(Exercise material):

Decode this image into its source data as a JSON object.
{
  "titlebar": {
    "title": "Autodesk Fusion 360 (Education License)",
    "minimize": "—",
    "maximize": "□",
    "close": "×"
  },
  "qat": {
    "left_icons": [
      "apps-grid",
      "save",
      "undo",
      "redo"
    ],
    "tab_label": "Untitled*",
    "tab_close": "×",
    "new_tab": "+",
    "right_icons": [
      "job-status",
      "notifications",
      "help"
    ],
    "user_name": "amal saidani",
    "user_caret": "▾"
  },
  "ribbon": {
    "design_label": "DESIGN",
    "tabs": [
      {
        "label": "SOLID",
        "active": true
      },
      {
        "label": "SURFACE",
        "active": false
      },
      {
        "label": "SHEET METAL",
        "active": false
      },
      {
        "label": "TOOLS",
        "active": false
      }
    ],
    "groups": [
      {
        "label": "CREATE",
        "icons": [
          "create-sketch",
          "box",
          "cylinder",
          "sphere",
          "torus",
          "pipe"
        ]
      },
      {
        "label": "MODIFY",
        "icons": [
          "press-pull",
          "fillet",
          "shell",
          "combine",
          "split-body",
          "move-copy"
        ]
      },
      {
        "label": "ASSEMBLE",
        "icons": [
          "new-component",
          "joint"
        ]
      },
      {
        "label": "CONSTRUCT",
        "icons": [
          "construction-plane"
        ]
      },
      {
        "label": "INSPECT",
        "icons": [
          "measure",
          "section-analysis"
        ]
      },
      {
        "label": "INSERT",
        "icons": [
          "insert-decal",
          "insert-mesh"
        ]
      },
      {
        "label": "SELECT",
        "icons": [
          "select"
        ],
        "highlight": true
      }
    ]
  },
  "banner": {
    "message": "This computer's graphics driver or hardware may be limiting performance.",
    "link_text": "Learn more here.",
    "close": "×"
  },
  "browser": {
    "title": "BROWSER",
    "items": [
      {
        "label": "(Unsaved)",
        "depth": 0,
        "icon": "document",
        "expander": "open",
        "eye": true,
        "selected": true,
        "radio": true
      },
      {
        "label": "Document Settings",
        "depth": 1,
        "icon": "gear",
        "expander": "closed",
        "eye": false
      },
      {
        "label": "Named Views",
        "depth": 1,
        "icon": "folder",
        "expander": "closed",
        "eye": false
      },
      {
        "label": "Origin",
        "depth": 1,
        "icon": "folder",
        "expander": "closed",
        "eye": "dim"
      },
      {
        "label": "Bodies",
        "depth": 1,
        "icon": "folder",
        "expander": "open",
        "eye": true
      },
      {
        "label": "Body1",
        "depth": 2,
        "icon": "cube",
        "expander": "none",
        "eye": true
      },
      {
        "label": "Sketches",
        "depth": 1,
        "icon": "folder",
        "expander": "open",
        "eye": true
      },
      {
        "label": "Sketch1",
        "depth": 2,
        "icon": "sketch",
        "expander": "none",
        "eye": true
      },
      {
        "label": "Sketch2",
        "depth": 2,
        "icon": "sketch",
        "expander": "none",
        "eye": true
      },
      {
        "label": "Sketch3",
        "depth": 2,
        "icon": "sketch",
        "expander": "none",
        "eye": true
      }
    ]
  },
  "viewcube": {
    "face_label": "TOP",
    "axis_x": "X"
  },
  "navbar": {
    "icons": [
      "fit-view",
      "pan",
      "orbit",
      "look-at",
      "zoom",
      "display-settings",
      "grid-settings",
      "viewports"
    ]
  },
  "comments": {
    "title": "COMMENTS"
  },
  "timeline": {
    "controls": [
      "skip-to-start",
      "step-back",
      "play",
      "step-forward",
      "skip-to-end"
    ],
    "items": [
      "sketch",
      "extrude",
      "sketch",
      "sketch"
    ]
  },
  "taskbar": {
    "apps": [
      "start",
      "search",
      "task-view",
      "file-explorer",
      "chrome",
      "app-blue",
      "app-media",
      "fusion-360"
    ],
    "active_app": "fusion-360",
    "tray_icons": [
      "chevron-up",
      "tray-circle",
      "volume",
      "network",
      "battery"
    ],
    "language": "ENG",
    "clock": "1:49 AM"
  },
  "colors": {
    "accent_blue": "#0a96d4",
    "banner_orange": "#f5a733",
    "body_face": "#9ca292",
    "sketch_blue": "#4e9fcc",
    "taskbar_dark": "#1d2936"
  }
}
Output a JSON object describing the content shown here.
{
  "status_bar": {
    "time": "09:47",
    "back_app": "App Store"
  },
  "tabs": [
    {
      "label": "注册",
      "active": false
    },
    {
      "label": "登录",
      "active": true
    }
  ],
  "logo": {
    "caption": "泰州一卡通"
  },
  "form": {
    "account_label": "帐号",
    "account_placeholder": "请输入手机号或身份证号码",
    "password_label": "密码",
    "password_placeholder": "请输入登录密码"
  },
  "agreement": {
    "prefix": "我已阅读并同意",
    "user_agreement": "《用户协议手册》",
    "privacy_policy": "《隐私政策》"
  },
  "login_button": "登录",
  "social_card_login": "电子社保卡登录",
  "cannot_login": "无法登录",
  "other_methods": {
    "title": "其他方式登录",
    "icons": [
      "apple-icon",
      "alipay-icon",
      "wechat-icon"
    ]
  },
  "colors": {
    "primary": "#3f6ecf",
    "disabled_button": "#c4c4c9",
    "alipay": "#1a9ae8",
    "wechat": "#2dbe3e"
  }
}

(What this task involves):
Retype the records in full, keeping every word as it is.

(Reply):
Decode this image into its source data as a JSON object.
{
  "titlebar": {
    "title": "Autodesk Fusion 360 (Education License)",
    "minimize": "—",
    "maximize": "□",
    "close": "×"
  },
  "qat": {
    "left_icons": [
      "apps-grid",
      "save",
      "undo",
      "redo"
    ],
    "tab_label": "Untitled*",
    "tab_close": "×",
    "new_tab": "+",
    "right_icons": [
      "job-status",
      "notifications",
      "help"
    ],
    "user_name": "amal saidani",
    "user_caret": "▾"
  },
  "ribbon": {
    "design_label": "DESIGN",
    "tabs": [
      {
        "label": "SOLID",
        "active": true
      },
      {
        "label": "SURFACE",
        "active": false
      },
      {
        "label": "SHEET METAL",
        "active": false
      },
      {
        "label": "TOOLS",
        "active": false
      }
    ],
    "groups": [
      {
        "label": "CREATE",
        "icons": [
          "create-sketch",
          "box",
          "cylinder",
          "sphere",
          "torus",
          "pipe"
        ]
      },
      {
        "label": "MODIFY",
        "icons": [
          "press-pull",
          "fillet",
          "shell",
          "combine",
          "split-body",
          "move-copy"
        ]
      },
      {
        "label": "ASSEMBLE",
        "icons": [
          "new-component",
          "joint"
        ]
      },
      {
        "label": "CONSTRUCT",
        "icons": [
          "construction-plane"
        ]
      },
      {
        "label": "INSPECT",
        "icons": [
          "measure",
          "section-analysis"
        ]
      },
      {
        "label": "INSERT",
        "icons": [
          "insert-decal",
          "insert-mesh"
        ]
      },
      {
        "label": "SELECT",
        "icons": [
          "select"
        ],
        "highlight": true
      }
    ]
  },
  "banner": {
    "message": "This computer's graphics driver or hardware may be limiting performance.",
    "link_text": "Learn more here.",
    "close": "×"
  },
  "browser": {
    "title": "BROWSER",
    "items": [
      {
        "label": "(Unsaved)",
        "depth": 0,
        "icon": "document",
        "expander": "open",
        "eye": true,
        "selected": true,
        "radio": true
      },
      {
        "label": "Document Settings",
        "depth": 1,
        "icon": "gear",
        "expander": "closed",
        "eye": false
      },
      {
        "label": "Named Views",
        "depth": 1,
        "icon": "folder",
        "expander": "closed",
        "eye": false
      },
      {
        "label": "Origin",
        "depth": 1,
        "icon": "folder",
        "expander": "closed",
        "eye": "dim"
      },
      {
        "label": "Bodies",
        "depth": 1,
        "icon": "folder",
        "expander": "open",
        "eye": true
      },
      {
        "label": "Body1",
        "depth": 2,
        "icon": "cube",
        "expander": "none",
        "eye": true
      },
      {
        "label": "Sketches",
        "depth": 1,
        "icon": "folder",
        "expander": "open",
        "eye": true
      },
      {
        "label": "Sketch1",
        "depth": 2,
        "icon": "sketch",
        "expander": "none",
        "eye": true
      },
      {
        "label": "Sketch2",
        "depth": 2,
        "icon": "sketch",
        "expander": "none",
        "eye": true
      },
      {
        "label": "Sketch3",
        "depth": 2,
        "icon": "sketch",
        "expander": "none",
        "eye": true
      }
    ]
  },
  "viewcube": {
    "face_label": "TOP",
    "axis_x": "X"
  },
  "navbar": {
    "icons": [
      "fit-view",
      "pan",
      "orbit",
      "look-at",
      "zoom",
      "display-settings",
      "grid-settings",
      "viewports"
    ]
  },
  "comments": {
    "title": "COMMENTS"
  },
  "timeline": {
    "controls": [
      "skip-to-start",
      "step-back",
      "play",
      "step-forward",
      "skip-to-end"
    ],
    "items": [
      "sketch",
      "extrude",
      "sketch",
      "sketch"
    ]
  },
  "taskbar": {
    "apps": [
      "start",
      "search",
      "task-view",
      "file-explorer",
      "chrome",
      "app-blue",
      "app-media",
      "fusion-360"
    ],
    "active_app": "fusion-360",
    "tray_icons": [
      "chevron-up",
      "tray-circle",
      "volume",
      "network",
      "battery"
    ],
    "language": "ENG",
    "clock": "1:49 AM"
  },
  "colors": {
    "accent_blue": "#0a96d4",
    "banner_orange": "#f5a733",
    "body_face": "#9ca292",
    "sketch_blue": "#4e9fcc",
    "taskbar_dark": "#1d2936"
  }
}
Output a JSON object describing the content shown here.
{
  "status_bar": {
    "time": "09:47",
    "back_app": "App Store"
  },
  "tabs": [
    {
      "label": "注册",
      "active": false
    },
    {
      "label": "登录",
      "active": true
    }
  ],
  "logo": {
    "caption": "泰州一卡通"
  },
  "form": {
    "account_label": "帐号",
    "account_placeholder": "请输入手机号或身份证号码",
    "password_label": "密码",
    "password_placeholder": "请输入登录密码"
  },
  "agreement": {
    "prefix": "我已阅读并同意",
    "user_agreement": "《用户协议手册》",
    "privacy_policy": "《隐私政策》"
  },
  "login_button": "登录",
  "social_card_login": "电子社保卡登录",
  "cannot_login": "无法登录",
  "other_methods": {
    "title": "其他方式登录",
    "icons": [
      "apple-icon",
      "alipay-icon",
      "wechat-icon"
    ]
  },
  "colors": {
    "primary": "#3f6ecf",
    "disabled_button": "#c4c4c9",
    "alipay": "#1a9ae8",
    "wechat": "#2dbe3e"
  }
}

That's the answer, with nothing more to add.